**TO DO**. Determine how many lines in the records hold "user", and give that number with nothing added.

======== ENTRIES PROVIDED

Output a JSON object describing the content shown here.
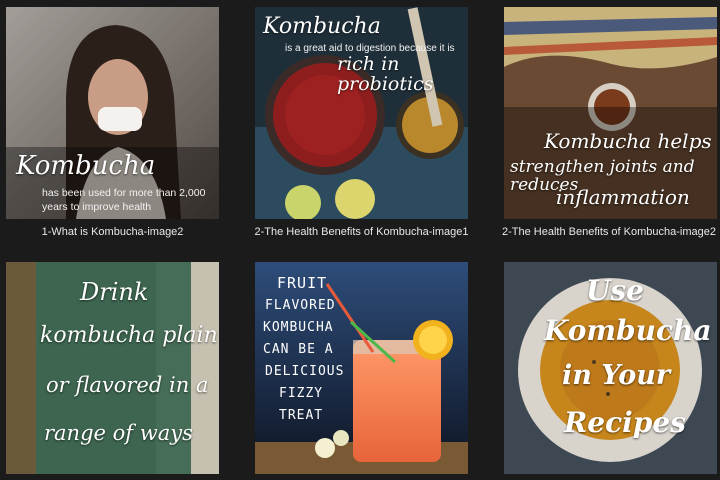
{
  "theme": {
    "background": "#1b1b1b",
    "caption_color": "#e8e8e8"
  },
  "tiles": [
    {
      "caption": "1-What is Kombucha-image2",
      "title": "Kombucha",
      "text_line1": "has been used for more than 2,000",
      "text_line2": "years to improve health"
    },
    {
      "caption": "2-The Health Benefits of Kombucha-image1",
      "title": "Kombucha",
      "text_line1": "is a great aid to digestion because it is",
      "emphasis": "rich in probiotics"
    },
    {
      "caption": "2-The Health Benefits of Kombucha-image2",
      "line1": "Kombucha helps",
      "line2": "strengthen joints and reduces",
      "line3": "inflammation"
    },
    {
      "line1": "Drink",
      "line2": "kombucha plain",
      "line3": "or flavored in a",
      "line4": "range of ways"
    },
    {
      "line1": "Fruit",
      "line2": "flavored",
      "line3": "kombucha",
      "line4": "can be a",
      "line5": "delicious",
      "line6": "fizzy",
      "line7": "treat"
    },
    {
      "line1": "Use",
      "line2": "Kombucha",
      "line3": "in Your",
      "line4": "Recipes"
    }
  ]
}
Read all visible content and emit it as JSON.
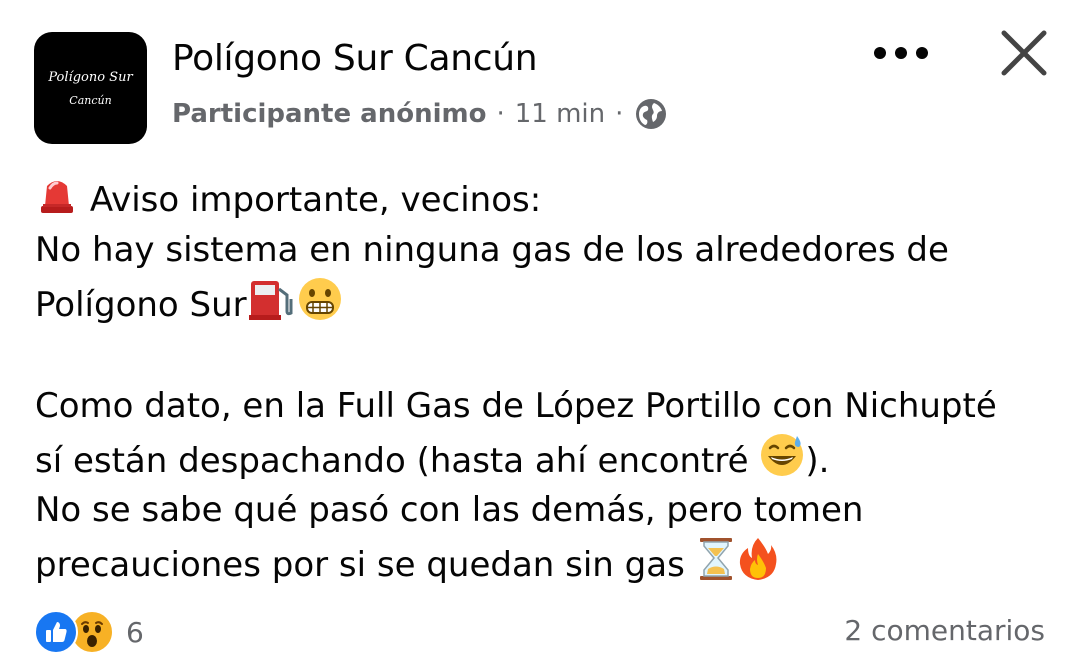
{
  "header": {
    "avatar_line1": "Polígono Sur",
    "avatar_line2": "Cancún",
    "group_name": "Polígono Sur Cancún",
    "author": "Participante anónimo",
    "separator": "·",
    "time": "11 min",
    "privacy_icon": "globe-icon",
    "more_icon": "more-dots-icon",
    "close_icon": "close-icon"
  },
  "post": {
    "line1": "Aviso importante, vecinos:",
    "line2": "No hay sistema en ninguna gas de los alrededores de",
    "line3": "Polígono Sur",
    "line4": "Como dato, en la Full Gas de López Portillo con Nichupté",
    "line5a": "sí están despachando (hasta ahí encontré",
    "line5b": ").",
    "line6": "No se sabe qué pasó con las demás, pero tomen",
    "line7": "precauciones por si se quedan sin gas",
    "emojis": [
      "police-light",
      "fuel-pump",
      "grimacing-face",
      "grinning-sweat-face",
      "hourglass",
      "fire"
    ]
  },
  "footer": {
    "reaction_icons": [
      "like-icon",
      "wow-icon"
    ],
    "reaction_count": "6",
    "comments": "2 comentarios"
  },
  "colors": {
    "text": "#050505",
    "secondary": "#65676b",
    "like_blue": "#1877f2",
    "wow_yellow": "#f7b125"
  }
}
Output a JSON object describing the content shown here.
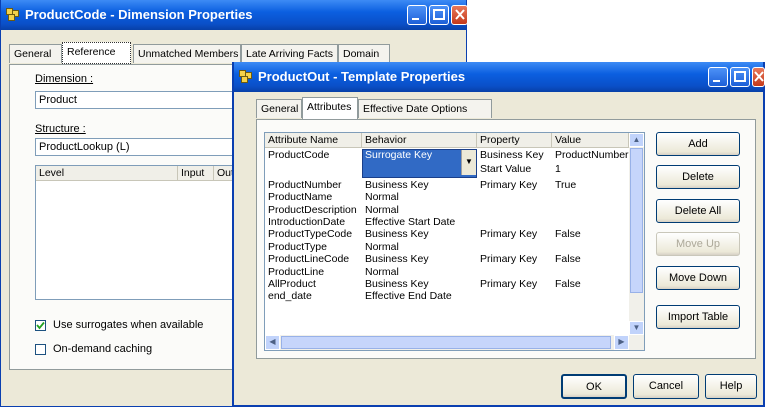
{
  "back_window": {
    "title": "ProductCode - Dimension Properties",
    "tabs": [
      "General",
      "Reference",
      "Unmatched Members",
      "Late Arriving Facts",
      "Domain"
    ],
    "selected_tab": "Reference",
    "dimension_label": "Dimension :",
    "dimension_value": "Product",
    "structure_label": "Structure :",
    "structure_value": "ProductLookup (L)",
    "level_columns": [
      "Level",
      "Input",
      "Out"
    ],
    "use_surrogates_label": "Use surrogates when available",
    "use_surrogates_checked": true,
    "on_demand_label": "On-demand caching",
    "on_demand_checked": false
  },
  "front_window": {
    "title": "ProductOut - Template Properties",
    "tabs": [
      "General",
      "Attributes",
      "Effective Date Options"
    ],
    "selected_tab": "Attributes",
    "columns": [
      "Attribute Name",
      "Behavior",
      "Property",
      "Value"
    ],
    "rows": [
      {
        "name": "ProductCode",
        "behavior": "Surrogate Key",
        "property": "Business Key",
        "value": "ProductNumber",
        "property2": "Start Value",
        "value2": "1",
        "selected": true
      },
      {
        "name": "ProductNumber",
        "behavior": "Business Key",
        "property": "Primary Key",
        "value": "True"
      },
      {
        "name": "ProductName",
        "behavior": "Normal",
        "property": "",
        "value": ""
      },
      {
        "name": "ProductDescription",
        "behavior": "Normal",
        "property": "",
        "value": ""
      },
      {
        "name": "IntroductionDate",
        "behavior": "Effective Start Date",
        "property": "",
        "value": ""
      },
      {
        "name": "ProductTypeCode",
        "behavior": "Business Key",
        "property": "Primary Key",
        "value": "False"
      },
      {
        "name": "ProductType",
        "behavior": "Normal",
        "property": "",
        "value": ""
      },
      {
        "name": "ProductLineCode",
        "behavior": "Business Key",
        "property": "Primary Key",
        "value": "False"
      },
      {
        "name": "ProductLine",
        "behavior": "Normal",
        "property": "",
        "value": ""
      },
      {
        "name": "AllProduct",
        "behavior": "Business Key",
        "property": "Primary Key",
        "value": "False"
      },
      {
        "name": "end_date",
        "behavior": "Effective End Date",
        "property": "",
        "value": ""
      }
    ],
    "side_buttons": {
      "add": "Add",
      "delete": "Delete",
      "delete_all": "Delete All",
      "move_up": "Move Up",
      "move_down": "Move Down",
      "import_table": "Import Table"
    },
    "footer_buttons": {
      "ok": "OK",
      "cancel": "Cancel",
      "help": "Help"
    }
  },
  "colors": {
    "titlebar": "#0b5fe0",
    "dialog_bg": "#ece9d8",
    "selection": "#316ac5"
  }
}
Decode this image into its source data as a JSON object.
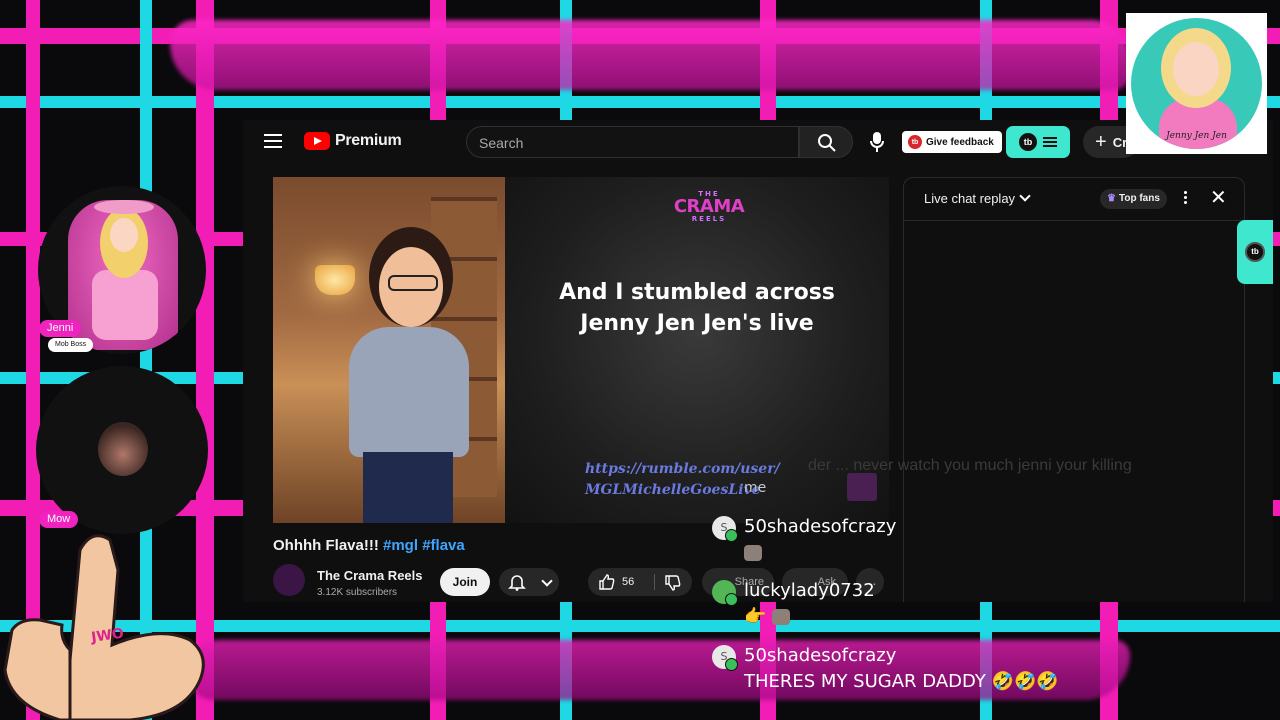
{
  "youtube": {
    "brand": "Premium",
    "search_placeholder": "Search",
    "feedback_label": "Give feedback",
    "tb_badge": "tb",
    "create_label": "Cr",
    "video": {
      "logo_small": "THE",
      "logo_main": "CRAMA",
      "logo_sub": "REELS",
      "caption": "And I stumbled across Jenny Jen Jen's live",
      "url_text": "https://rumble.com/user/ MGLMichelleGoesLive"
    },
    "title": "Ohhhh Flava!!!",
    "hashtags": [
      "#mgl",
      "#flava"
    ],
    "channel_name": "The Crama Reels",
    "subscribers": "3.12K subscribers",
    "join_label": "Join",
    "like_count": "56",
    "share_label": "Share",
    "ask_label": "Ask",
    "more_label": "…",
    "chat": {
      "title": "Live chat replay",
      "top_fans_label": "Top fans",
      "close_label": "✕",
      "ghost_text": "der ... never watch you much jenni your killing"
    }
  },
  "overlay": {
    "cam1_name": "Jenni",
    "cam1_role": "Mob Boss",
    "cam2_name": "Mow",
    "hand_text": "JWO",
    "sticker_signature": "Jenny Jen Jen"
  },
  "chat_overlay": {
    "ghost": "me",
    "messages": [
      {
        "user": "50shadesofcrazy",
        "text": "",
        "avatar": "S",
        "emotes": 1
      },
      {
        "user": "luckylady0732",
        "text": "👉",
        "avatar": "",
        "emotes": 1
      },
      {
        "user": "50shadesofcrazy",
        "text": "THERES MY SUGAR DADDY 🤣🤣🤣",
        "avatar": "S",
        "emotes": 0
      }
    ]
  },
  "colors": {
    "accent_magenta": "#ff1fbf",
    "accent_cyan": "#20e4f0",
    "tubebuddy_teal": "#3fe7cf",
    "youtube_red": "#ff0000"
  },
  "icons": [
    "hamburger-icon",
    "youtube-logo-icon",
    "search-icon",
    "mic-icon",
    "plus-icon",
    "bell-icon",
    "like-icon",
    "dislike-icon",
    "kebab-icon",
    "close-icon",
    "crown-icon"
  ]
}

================

**ANSWER TO THIS EXERCISE**. 4